At some point, you may have been browsing through your installed games on Steam and watched the occasional update occur. ‘Just routine maintenance,’ you might think. Well, the vast majority of the time, you’d be right. Developers will be sending tiny janitors made from 0s and 1s to buff, polish and bug fix.
Yesterday however, an update happened that wasn’t so routine. It was something special for Portal fans.
Valve applied a semi-surreptitious update to its much-lauded Portal. The company is well-known for sending out press releases for immediate release, revealing such banalities as how many sandwiches were eaten for lunch and how the punctuation in a subtitle was fixed. The new Portal update though landed stealthily, with only a small update on the product page mentioning a new achievement and changes to meet federal regulations governing radio transmission.
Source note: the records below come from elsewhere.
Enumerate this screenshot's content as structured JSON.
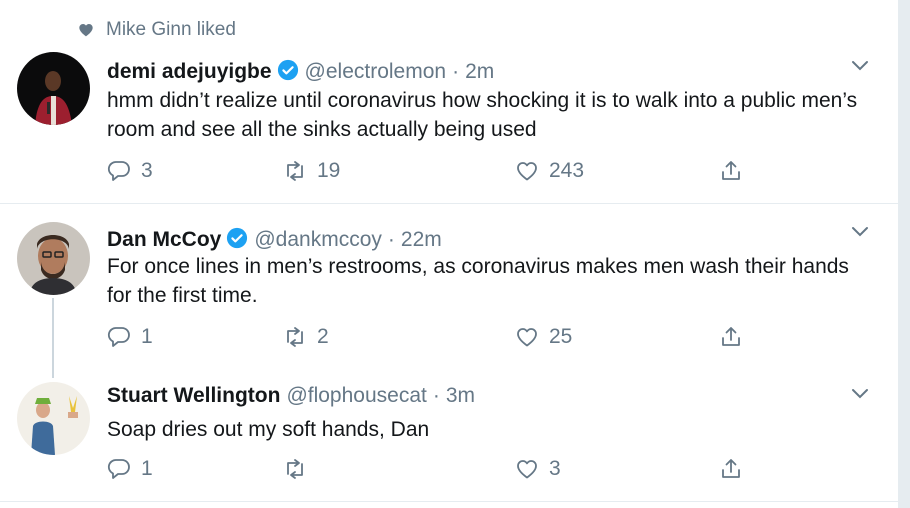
{
  "social_context": {
    "text": "Mike Ginn liked",
    "icon": "heart-icon"
  },
  "tweets": [
    {
      "name": "demi adejuyigbe",
      "verified": true,
      "handle": "@electrolemon",
      "separator": "·",
      "time": "2m",
      "text": "hmm didn’t realize until coronavirus how shocking it is to walk into a public men’s room and see all the sinks actually being used",
      "replies": "3",
      "retweets": "19",
      "likes": "243"
    },
    {
      "name": "Dan McCoy",
      "verified": true,
      "handle": "@dankmccoy",
      "separator": "·",
      "time": "22m",
      "text": "For once lines in men’s restrooms, as coronavirus makes men wash their hands for the first time.",
      "replies": "1",
      "retweets": "2",
      "likes": "25"
    },
    {
      "name": "Stuart Wellington",
      "verified": false,
      "handle": "@flophousecat",
      "separator": "·",
      "time": "3m",
      "text": "Soap dries out my soft hands, Dan",
      "replies": "1",
      "retweets": "",
      "likes": "3"
    }
  ],
  "colors": {
    "text_primary": "#14171a",
    "text_secondary": "#657786",
    "verified_blue": "#1da1f2",
    "divider": "#e6ecf0",
    "thread_line": "#ccd6dd"
  }
}
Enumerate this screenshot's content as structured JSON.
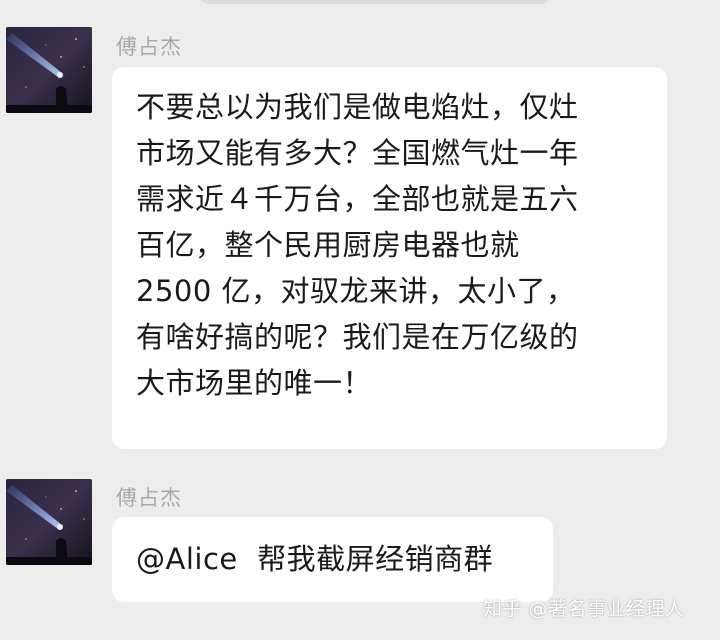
{
  "messages": [
    {
      "sender": "傅占杰",
      "lines": [
        "不要总以为我们是做电焰灶，仅灶",
        "市场又能有多大？全国燃气灶一年",
        "需求近４千万台，全部也就是五六",
        "百亿，整个民用厨房电器也就",
        "2500 亿，对驭龙来讲，太小了，",
        "有啥好搞的呢？我们是在万亿级的",
        "大市场里的唯一！"
      ]
    },
    {
      "sender": "傅占杰",
      "text": "@Alice  帮我截屏经销商群"
    }
  ],
  "watermark": "知乎 @著名事业经理人",
  "colors": {
    "background": "#ededed",
    "bubble": "#ffffff",
    "sender_name": "#a8a8a8",
    "message_text": "#1a1a1a"
  }
}
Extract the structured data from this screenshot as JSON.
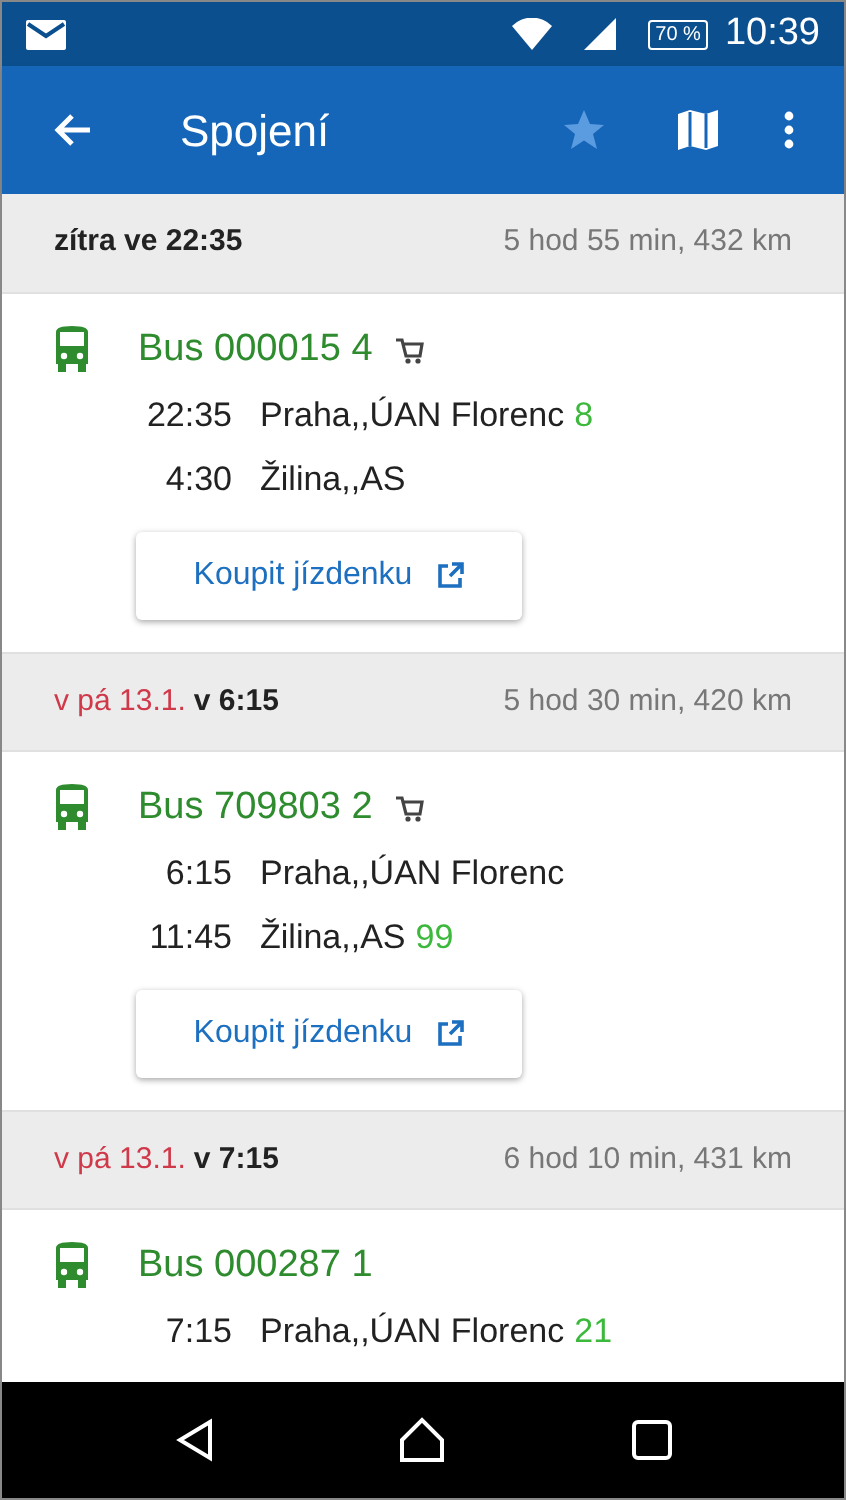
{
  "status_bar": {
    "battery": "70 %",
    "time": "10:39"
  },
  "app_bar": {
    "title": "Spojení",
    "favorite": false
  },
  "connections": [
    {
      "header": {
        "time": "zítra ve 22:35",
        "summary": "5 hod 55 min, 432 km"
      },
      "line": "Bus 000015 4",
      "cart": true,
      "stops": [
        {
          "time": "22:35",
          "station": "Praha,,ÚAN Florenc",
          "platform": "8"
        },
        {
          "time": "4:30",
          "station": "Žilina,,AS"
        }
      ],
      "button": "Koupit jízdenku"
    },
    {
      "header": {
        "day": "v pá 13.1.",
        "time": "v 6:15",
        "summary": "5 hod 30 min, 420 km"
      },
      "line": "Bus 709803 2",
      "cart": true,
      "stops": [
        {
          "time": "6:15",
          "station": "Praha,,ÚAN Florenc"
        },
        {
          "time": "11:45",
          "station": "Žilina,,AS",
          "platform": "99"
        }
      ],
      "button": "Koupit jízdenku"
    },
    {
      "header": {
        "day": "v pá 13.1.",
        "time": "v 7:15",
        "summary": "6 hod 10 min, 431 km"
      },
      "line": "Bus 000287 1",
      "cart": false,
      "stops": [
        {
          "time": "7:15",
          "station": "Praha,,ÚAN Florenc",
          "platform": "21"
        }
      ]
    }
  ]
}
Achievement whoring, finally put to good use!
Everyone was confused and, worse, intrigued. Hardcore fans booted up the game to find out just what the Sam Hill was going on.
Upon firing up Portal, everything seemed normal though and it took a fair few hours of disappointment before someone noticed the lights on the radio props had changed colour. Someone decided to pick one up and try and carry it through the game, like the Gnome in Episode 2. That plan failed when people ran into the forcefields that close off each room, which destroy any props you try to carry with you. Nothing new there. The game has always done that – but post-update there was a new burst of static sound when a radio went through the portal.
It was quickly discovered that moving radios into certain positions in the game provoked a similar response. It turns out that there are 26 of these locations dotted around the game to find and a radio is provided when a particular room or puzzle has a location to find. Once you’ve found a location, the radio’s light will turn from red to green to denote that you’ve finished that part of the achievement. Baffling, but that’s just the first layer of the conundrum.
Some of the first unscrambled images!
The plot thickened when a bunch of nerds of notable acuity started pulling the .WAV files from the game folders and tried to figure out what the relevance of the static was. Why would Valve issue such an odd update that contained only random noise? The answer was simply that the noise wasn’t random at all.
It turned out that the sound bites contained hidden messages in the form of images that would only reveal themselves when the files were run through a Slow Scan Television (SSTV) application. The rabbit hole ran deep and fans found themselves involved in an elaborate treasure hunt or alternate reality game (ARG) You can check out the decoding process and see exactly what was uncovered here.
While this is exciting in itself, the images themselves only serve to thicken the mystery further. Keyboard buttons, skulls, documents and what appear to be robots (or possibly chicken skeletons – the debate rages on on that point) all appear and often with the Aperture Science logo somewhere in the shot.
There are equations which appear hidden in the code too, from a range of scientific fields, such as this one from basic wave mechanics, for example.